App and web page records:
'''

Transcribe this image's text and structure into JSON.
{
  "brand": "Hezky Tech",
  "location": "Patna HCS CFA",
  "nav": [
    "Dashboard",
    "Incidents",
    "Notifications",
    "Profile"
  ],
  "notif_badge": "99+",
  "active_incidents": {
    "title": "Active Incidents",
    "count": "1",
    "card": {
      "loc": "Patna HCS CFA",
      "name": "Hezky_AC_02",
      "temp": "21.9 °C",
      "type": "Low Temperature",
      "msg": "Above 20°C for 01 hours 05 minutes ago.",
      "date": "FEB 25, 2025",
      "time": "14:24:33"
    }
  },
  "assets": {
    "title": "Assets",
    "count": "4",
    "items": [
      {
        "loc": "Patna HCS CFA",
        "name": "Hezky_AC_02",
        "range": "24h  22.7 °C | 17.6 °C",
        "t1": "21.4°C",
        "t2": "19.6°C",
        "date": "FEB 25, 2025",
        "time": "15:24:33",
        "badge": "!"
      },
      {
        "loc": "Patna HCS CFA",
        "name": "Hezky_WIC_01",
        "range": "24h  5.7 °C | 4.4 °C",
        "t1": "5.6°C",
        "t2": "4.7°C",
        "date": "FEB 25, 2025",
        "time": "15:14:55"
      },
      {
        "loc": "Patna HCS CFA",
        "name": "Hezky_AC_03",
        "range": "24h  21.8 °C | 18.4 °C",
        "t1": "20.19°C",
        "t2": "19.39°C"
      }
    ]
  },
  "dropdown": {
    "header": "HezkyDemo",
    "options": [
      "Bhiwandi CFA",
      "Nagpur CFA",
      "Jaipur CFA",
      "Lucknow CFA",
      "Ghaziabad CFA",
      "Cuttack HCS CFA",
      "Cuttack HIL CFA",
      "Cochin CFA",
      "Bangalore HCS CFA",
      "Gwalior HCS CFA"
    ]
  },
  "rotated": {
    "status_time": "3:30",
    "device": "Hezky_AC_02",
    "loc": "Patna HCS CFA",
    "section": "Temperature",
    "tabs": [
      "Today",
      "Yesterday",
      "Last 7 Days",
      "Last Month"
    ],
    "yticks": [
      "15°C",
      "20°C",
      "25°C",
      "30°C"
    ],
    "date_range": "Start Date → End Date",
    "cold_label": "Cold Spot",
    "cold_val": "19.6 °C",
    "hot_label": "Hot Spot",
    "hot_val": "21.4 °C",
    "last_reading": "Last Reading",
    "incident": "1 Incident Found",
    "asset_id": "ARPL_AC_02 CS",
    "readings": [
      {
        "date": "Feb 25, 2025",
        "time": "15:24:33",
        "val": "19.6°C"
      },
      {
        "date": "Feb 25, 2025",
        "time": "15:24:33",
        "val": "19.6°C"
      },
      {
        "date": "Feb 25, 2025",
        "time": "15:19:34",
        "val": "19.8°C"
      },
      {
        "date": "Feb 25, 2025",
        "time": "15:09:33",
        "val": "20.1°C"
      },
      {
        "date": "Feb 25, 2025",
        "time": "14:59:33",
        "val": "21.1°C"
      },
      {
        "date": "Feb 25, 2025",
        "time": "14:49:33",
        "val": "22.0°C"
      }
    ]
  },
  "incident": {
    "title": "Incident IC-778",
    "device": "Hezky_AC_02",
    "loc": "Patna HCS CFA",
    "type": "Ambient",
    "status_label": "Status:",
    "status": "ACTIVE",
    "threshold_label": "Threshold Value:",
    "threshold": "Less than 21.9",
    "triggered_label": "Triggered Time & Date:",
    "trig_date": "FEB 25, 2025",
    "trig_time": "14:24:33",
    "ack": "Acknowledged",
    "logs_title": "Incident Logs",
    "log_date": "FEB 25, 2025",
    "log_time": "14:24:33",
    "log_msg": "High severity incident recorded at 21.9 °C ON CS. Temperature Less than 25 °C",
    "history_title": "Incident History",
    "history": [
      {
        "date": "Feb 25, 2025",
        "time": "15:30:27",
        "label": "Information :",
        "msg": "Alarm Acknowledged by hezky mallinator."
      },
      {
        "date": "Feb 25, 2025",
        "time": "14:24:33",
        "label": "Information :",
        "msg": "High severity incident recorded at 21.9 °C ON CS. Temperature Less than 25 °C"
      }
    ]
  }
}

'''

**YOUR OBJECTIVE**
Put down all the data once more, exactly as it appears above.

**RESPONSE**
Transcribe this image's text and structure into JSON.
{
  "brand": "Hezky Tech",
  "location": "Patna HCS CFA",
  "nav": [
    "Dashboard",
    "Incidents",
    "Notifications",
    "Profile"
  ],
  "notif_badge": "99+",
  "active_incidents": {
    "title": "Active Incidents",
    "count": "1",
    "card": {
      "loc": "Patna HCS CFA",
      "name": "Hezky_AC_02",
      "temp": "21.9 °C",
      "type": "Low Temperature",
      "msg": "Above 20°C for 01 hours 05 minutes ago.",
      "date": "FEB 25, 2025",
      "time": "14:24:33"
    }
  },
  "assets": {
    "title": "Assets",
    "count": "4",
    "items": [
      {
        "loc": "Patna HCS CFA",
        "name": "Hezky_AC_02",
        "range": "24h  22.7 °C | 17.6 °C",
        "t1": "21.4°C",
        "t2": "19.6°C",
        "date": "FEB 25, 2025",
        "time": "15:24:33",
        "badge": "!"
      },
      {
        "loc": "Patna HCS CFA",
        "name": "Hezky_WIC_01",
        "range": "24h  5.7 °C | 4.4 °C",
        "t1": "5.6°C",
        "t2": "4.7°C",
        "date": "FEB 25, 2025",
        "time": "15:14:55"
      },
      {
        "loc": "Patna HCS CFA",
        "name": "Hezky_AC_03",
        "range": "24h  21.8 °C | 18.4 °C",
        "t1": "20.19°C",
        "t2": "19.39°C"
      }
    ]
  },
  "dropdown": {
    "header": "HezkyDemo",
    "options": [
      "Bhiwandi CFA",
      "Nagpur CFA",
      "Jaipur CFA",
      "Lucknow CFA",
      "Ghaziabad CFA",
      "Cuttack HCS CFA",
      "Cuttack HIL CFA",
      "Cochin CFA",
      "Bangalore HCS CFA",
      "Gwalior HCS CFA"
    ]
  },
  "rotated": {
    "status_time": "3:30",
    "device": "Hezky_AC_02",
    "loc": "Patna HCS CFA",
    "section": "Temperature",
    "tabs": [
      "Today",
      "Yesterday",
      "Last 7 Days",
      "Last Month"
    ],
    "yticks": [
      "15°C",
      "20°C",
      "25°C",
      "30°C"
    ],
    "date_range": "Start Date → End Date",
    "cold_label": "Cold Spot",
    "cold_val": "19.6 °C",
    "hot_label": "Hot Spot",
    "hot_val": "21.4 °C",
    "last_reading": "Last Reading",
    "incident": "1 Incident Found",
    "asset_id": "ARPL_AC_02 CS",
    "readings": [
      {
        "date": "Feb 25, 2025",
        "time": "15:24:33",
        "val": "19.6°C"
      },
      {
        "date": "Feb 25, 2025",
        "time": "15:24:33",
        "val": "19.6°C"
      },
      {
        "date": "Feb 25, 2025",
        "time": "15:19:34",
        "val": "19.8°C"
      },
      {
        "date": "Feb 25, 2025",
        "time": "15:09:33",
        "val": "20.1°C"
      },
      {
        "date": "Feb 25, 2025",
        "time": "14:59:33",
        "val": "21.1°C"
      },
      {
        "date": "Feb 25, 2025",
        "time": "14:49:33",
        "val": "22.0°C"
      }
    ]
  },
  "incident": {
    "title": "Incident IC-778",
    "device": "Hezky_AC_02",
    "loc": "Patna HCS CFA",
    "type": "Ambient",
    "status_label": "Status:",
    "status": "ACTIVE",
    "threshold_label": "Threshold Value:",
    "threshold": "Less than 21.9",
    "triggered_label": "Triggered Time & Date:",
    "trig_date": "FEB 25, 2025",
    "trig_time": "14:24:33",
    "ack": "Acknowledged",
    "logs_title": "Incident Logs",
    "log_date": "FEB 25, 2025",
    "log_time": "14:24:33",
    "log_msg": "High severity incident recorded at 21.9 °C ON CS. Temperature Less than 25 °C",
    "history_title": "Incident History",
    "history": [
      {
        "date": "Feb 25, 2025",
        "time": "15:30:27",
        "label": "Information :",
        "msg": "Alarm Acknowledged by hezky mallinator."
      },
      {
        "date": "Feb 25, 2025",
        "time": "14:24:33",
        "label": "Information :",
        "msg": "High severity incident recorded at 21.9 °C ON CS. Temperature Less than 25 °C"
      }
    ]
  }
}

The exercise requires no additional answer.